# The problem
Where does the string "title" occur in the records below? Copy every line that holds it.

# Information

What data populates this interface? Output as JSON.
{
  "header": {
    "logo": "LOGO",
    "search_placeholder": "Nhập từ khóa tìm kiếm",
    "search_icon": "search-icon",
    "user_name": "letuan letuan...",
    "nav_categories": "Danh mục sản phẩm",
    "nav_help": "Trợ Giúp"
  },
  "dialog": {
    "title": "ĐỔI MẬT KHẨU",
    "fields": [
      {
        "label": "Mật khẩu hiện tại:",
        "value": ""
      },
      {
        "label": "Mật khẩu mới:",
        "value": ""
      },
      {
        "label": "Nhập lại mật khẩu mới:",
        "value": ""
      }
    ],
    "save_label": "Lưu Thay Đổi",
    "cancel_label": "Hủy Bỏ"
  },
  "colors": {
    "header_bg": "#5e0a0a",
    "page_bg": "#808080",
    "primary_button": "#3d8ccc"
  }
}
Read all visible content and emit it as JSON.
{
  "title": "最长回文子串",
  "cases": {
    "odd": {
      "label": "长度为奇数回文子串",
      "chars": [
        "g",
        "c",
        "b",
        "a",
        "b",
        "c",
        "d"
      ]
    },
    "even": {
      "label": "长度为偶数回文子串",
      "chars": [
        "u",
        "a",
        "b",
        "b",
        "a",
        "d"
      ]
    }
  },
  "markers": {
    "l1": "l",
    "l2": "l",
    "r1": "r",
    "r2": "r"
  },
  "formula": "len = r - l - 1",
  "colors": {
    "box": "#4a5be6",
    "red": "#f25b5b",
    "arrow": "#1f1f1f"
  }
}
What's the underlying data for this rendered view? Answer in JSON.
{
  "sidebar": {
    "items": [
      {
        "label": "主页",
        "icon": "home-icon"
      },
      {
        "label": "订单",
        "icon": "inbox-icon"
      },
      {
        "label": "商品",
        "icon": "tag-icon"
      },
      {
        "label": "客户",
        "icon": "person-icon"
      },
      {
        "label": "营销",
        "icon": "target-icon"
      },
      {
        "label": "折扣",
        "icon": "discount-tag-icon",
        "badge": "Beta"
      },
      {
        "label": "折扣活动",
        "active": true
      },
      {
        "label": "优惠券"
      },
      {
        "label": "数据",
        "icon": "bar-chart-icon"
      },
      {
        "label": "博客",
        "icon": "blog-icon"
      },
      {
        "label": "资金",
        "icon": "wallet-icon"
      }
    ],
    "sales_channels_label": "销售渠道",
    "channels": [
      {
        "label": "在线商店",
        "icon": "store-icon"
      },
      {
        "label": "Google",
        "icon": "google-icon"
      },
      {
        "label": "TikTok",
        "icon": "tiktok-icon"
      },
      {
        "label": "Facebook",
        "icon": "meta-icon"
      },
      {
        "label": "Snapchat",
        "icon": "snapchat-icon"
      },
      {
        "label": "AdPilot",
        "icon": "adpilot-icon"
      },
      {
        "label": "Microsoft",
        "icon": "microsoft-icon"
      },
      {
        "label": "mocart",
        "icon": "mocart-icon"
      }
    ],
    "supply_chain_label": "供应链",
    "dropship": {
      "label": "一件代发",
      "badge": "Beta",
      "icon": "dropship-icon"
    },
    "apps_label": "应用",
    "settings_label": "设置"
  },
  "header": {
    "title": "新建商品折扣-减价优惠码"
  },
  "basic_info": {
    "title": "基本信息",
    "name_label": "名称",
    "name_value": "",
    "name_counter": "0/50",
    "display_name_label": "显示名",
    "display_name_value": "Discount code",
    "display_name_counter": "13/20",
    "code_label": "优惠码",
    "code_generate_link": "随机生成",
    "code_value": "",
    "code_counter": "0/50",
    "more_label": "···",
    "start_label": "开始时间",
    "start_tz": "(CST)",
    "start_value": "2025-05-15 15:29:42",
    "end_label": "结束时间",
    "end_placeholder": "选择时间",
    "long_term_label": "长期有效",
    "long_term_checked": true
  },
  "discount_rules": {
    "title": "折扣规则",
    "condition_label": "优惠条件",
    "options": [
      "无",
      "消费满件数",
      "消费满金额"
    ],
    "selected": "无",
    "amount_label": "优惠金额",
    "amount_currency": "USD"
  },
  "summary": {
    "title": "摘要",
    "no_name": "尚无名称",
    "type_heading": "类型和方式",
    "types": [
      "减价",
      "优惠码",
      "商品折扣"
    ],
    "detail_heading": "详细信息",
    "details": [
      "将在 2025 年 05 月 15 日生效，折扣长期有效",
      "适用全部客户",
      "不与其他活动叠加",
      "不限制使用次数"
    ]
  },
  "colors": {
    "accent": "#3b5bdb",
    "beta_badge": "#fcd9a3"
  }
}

# Problem solution
    "title": "ĐỔI MẬT KHẨU",
  "title": "最长回文子串",
    "title": "新建商品折扣-减价优惠码"
    "title": "基本信息",
    "title": "折扣规则",
    "title": "摘要",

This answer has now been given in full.